For many years, billionaire Jeffrey Epstein’s penchant for teenage girls was an open secret in the high society of Palm Beach, Florida and Upper East Side, Manhattan. Charged in 2008 with soliciting prostitution from minors, Epstein was treated with unheard of leniency, dictating the terms of his non-prosecution. The media virtually ignored the failures of the criminal justice system, and Epstein’s friends and business partners brushed the allegations aside. But when in 2017 the U.S Attorney who approved Epstein’s plea deal, Alexander Acosta, was chosen by President Trump as Labor Secretary, reporter Julie K. Brown was compelled to ask questions.
Despite her editor’s skepticism that she could add a new dimension to a known story, Brown determined that her goal would be to track down the victims themselves. Poring over thousands of redacted court documents, traveling across the country and chasing down information in difficulty and sometimes dangerous circumstances, Brown tracked down dozens of Epstein’s victims, now young women struggling to reclaim their lives after the trauma and shame they had endured.
Brown’s resulting three-part series in the Miami Herald was one of the most explosive news stories of the decade, revealing how Epstein ran a global sex trafficking pyramid scheme with impunity for years, targeting vulnerable teens, often from fractured homes and then turning them into recruiters. The outrage led to Epstein’s arrest, the disappearance and eventual arrest of his closest accomplice Ghislaine Maxwell, and the resignation of Acosta. The financier’s mysterious suicide in a New York City jail cell prompted wild speculation about the secrets he took to the grave-and whether his death was intentional or the result of foul play.

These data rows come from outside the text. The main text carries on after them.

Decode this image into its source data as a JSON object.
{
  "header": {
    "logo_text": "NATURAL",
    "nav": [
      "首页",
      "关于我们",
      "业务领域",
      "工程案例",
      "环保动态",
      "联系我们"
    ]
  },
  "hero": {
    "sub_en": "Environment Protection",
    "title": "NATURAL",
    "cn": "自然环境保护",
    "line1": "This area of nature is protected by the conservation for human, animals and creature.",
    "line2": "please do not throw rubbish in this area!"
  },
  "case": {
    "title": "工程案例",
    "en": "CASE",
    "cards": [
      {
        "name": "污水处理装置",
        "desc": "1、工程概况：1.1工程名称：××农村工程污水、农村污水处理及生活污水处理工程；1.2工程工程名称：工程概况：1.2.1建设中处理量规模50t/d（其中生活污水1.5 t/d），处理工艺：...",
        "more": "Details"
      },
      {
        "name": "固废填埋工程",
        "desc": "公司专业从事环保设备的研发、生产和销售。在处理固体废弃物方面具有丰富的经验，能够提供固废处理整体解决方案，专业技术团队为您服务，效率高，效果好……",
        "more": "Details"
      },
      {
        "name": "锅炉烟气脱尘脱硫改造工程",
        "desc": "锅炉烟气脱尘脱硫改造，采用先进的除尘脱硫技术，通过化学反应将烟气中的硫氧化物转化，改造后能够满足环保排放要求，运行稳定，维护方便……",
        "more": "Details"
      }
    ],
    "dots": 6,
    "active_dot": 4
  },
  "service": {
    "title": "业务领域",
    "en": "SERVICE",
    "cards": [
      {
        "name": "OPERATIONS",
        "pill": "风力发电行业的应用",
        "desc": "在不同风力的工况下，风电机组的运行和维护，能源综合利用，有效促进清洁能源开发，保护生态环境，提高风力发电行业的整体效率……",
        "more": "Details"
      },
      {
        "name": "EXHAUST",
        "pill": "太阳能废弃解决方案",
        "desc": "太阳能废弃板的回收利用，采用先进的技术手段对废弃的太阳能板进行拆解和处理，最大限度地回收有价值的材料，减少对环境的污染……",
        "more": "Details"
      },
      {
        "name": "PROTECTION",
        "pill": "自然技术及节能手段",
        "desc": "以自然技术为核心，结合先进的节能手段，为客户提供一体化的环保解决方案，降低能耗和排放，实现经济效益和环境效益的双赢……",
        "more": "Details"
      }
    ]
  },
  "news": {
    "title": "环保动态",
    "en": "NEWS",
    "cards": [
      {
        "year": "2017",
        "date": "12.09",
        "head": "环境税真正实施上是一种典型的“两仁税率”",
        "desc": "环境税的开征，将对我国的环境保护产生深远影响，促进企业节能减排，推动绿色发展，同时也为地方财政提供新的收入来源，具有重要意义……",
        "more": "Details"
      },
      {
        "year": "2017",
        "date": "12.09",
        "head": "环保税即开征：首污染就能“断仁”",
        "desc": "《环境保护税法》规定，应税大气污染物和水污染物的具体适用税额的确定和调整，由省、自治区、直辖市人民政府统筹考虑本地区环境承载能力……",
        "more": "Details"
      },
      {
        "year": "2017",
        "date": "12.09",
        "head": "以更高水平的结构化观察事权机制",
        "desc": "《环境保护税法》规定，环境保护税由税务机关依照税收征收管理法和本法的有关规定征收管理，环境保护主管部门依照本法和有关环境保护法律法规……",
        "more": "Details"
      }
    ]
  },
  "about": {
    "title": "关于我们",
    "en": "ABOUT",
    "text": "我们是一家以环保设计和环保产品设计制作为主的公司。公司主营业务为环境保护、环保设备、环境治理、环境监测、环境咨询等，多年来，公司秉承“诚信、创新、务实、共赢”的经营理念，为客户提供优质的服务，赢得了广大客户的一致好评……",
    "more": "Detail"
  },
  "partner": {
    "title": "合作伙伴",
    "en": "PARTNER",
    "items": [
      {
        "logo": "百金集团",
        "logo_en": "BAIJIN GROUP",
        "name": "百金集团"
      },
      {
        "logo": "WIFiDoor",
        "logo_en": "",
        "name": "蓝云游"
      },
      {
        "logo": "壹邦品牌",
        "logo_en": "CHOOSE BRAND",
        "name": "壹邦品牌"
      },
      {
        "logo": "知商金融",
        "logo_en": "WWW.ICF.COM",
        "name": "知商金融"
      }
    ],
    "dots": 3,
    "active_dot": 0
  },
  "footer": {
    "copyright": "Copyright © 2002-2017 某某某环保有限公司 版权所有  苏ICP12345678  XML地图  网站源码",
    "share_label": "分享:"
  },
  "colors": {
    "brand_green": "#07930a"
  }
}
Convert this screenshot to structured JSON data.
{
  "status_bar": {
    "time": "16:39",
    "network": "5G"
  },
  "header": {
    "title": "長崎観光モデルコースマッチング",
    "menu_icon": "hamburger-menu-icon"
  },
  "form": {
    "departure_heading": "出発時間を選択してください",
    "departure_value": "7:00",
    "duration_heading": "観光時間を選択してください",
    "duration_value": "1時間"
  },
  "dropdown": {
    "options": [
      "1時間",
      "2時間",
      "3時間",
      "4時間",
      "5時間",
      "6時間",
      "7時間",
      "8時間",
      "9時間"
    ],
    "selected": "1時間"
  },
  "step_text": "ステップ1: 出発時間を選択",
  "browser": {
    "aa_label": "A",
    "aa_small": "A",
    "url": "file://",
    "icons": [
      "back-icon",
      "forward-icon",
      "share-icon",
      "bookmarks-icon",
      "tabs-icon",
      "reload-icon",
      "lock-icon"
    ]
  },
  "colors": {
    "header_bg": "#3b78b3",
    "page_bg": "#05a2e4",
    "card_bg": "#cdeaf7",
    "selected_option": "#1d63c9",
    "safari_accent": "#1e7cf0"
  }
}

Tracking Epstein’s evolution from a college dropout to one of the most successful financiers in the country—whose associates included Donald Trump, Prince Andrew, and Bill Clinton—Perversion of Justice builds on Brown’s original award-winning series, showing the power of truth, the value of local reportage and the tenacity of one woman in the face of the deep-seated corruption of powerful men.
An interpreter has come to The Hague to escape New York and work at the International Court. A woman of many languages and identities, she is looking for a place to finally call home.
She’s drawn into simmering personal dramas: her lover, Adriaan, is separated from his wife but still entangled in his marriage. Her friend Jana witnesses a seemingly random act of violence, a crime the interpreter becomes increasingly obsessed with as she befriends the victim’s sister. And she’s pulled into an explosive political controversy when she’s asked to interpret for a former president accused of war crimes.
A woman of quiet passion, she confronts power, love, and violence, both in her personal intimacies and in her work at the Court. She is soon pushed to the precipice, where betrayal and heartbreak threaten to overwhelm her, forcing her to decide what she wants from her life.